* **WHAT THE EXERCISE ASKS**: Output the lines of the records from the one containing "Extract the structured" through the last, both ends included. Leave pictures out.

────────────────────────────────────────

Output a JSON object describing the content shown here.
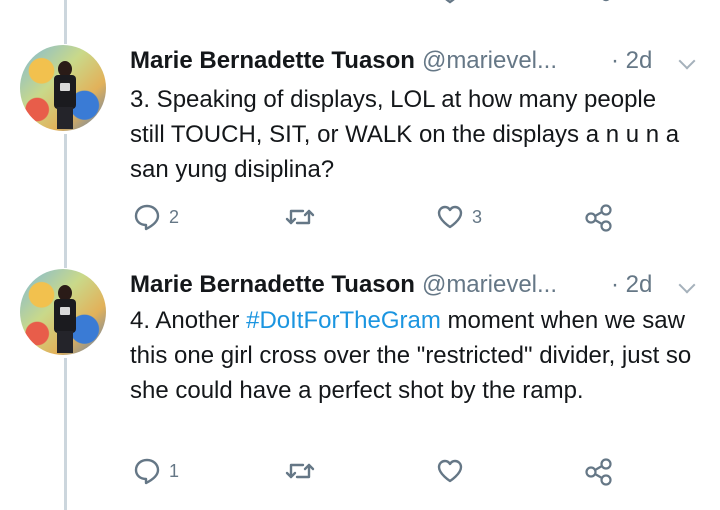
{
  "tweets": [
    {
      "name": "Marie Bernadette Tuason",
      "handle": "@marievel...",
      "time": "· 2d",
      "text_parts": {
        "pre": "3. Speaking of displays, LOL at how many people still TOUCH, SIT, or WALK on the displays a n u n a san yung disiplina?",
        "hashtag": "",
        "post": ""
      },
      "actions": {
        "replies": "2",
        "retweets": "",
        "likes": "3"
      }
    },
    {
      "name": "Marie Bernadette Tuason",
      "handle": "@marievel...",
      "time": "· 2d",
      "text_parts": {
        "pre": "4. Another ",
        "hashtag": "#DoItForTheGram",
        "post": " moment when we saw this one girl cross over the \"restricted\" divider, just so she could have a perfect shot by the ramp."
      },
      "actions": {
        "replies": "1",
        "retweets": "",
        "likes": ""
      }
    }
  ],
  "icons": {
    "reply": "reply-bubble-icon",
    "retweet": "retweet-icon",
    "like": "heart-icon",
    "share": "share-icon",
    "menu": "chevron-down-icon"
  },
  "colors": {
    "text": "#14171a",
    "secondary": "#657786",
    "hashtag": "#1b95e0",
    "icon": "#657786",
    "thread_line": "#ccd6dd"
  }
}
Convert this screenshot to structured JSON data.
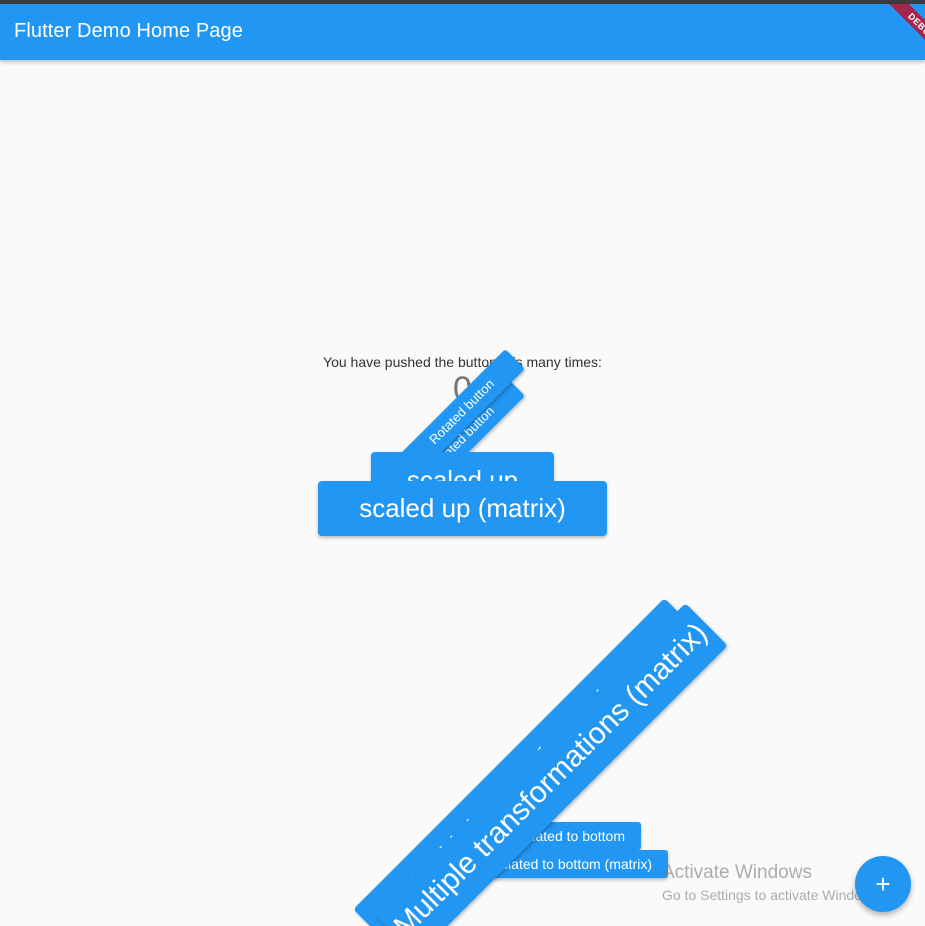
{
  "app": {
    "title": "Flutter Demo Home Page",
    "debug_banner": "DEBUG"
  },
  "counter": {
    "label": "You have pushed the button this many times:",
    "value": "0"
  },
  "buttons": {
    "rotated": "Rotated button",
    "rotated_matrix": "Rotated button",
    "scaled_up": "scaled up",
    "scaled_up_matrix": "scaled up (matrix)",
    "translated": "Translated to bottom",
    "translated_matrix": "Translated to bottom (matrix)",
    "multiple": "Multiple transformations",
    "multiple_matrix": "Multiple transformations (matrix)"
  },
  "fab": {
    "icon": "add-icon",
    "glyph": "+"
  },
  "watermark": {
    "title": "Activate Windows",
    "subtitle": "Go to Settings to activate Windows."
  },
  "colors": {
    "primary": "#2196f3",
    "background": "#fafafa",
    "debug_ribbon": "#a4254d"
  }
}
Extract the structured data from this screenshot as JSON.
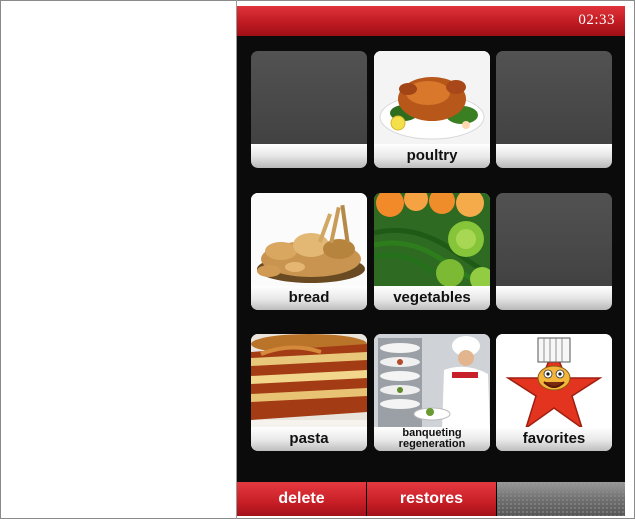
{
  "status": {
    "time": "02:33"
  },
  "tiles": [
    {
      "label": "",
      "icon": "empty-slot"
    },
    {
      "label": "poultry",
      "icon": "roast-chicken-photo"
    },
    {
      "label": "",
      "icon": "empty-slot"
    },
    {
      "label": "bread",
      "icon": "bread-basket-photo"
    },
    {
      "label": "vegetables",
      "icon": "vegetables-photo"
    },
    {
      "label": "",
      "icon": "empty-slot"
    },
    {
      "label": "pasta",
      "icon": "lasagna-photo"
    },
    {
      "label_line1": "banqueting",
      "label_line2": "regeneration",
      "icon": "chef-plates-photo"
    },
    {
      "label": "favorites",
      "icon": "chef-star-icon"
    }
  ],
  "actions": {
    "delete": "delete",
    "restores": "restores"
  },
  "colors": {
    "accent": "#c81e26",
    "background": "#0b0b0b",
    "tile_empty": "#4a4a4a"
  }
}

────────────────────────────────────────

* **WRITTEN ANSWER**:
Extract the structured data from this screenshot as JSON.
{
  "status": {
    "time": "02:33"
  },
  "tiles": [
    {
      "label": "",
      "icon": "empty-slot"
    },
    {
      "label": "poultry",
      "icon": "roast-chicken-photo"
    },
    {
      "label": "",
      "icon": "empty-slot"
    },
    {
      "label": "bread",
      "icon": "bread-basket-photo"
    },
    {
      "label": "vegetables",
      "icon": "vegetables-photo"
    },
    {
      "label": "",
      "icon": "empty-slot"
    },
    {
      "label": "pasta",
      "icon": "lasagna-photo"
    },
    {
      "label_line1": "banqueting",
      "label_line2": "regeneration",
      "icon": "chef-plates-photo"
    },
    {
      "label": "favorites",
      "icon": "chef-star-icon"
    }
  ],
  "actions": {
    "delete": "delete",
    "restores": "restores"
  },
  "colors": {
    "accent": "#c81e26",
    "background": "#0b0b0b",
    "tile_empty": "#4a4a4a"
  }
}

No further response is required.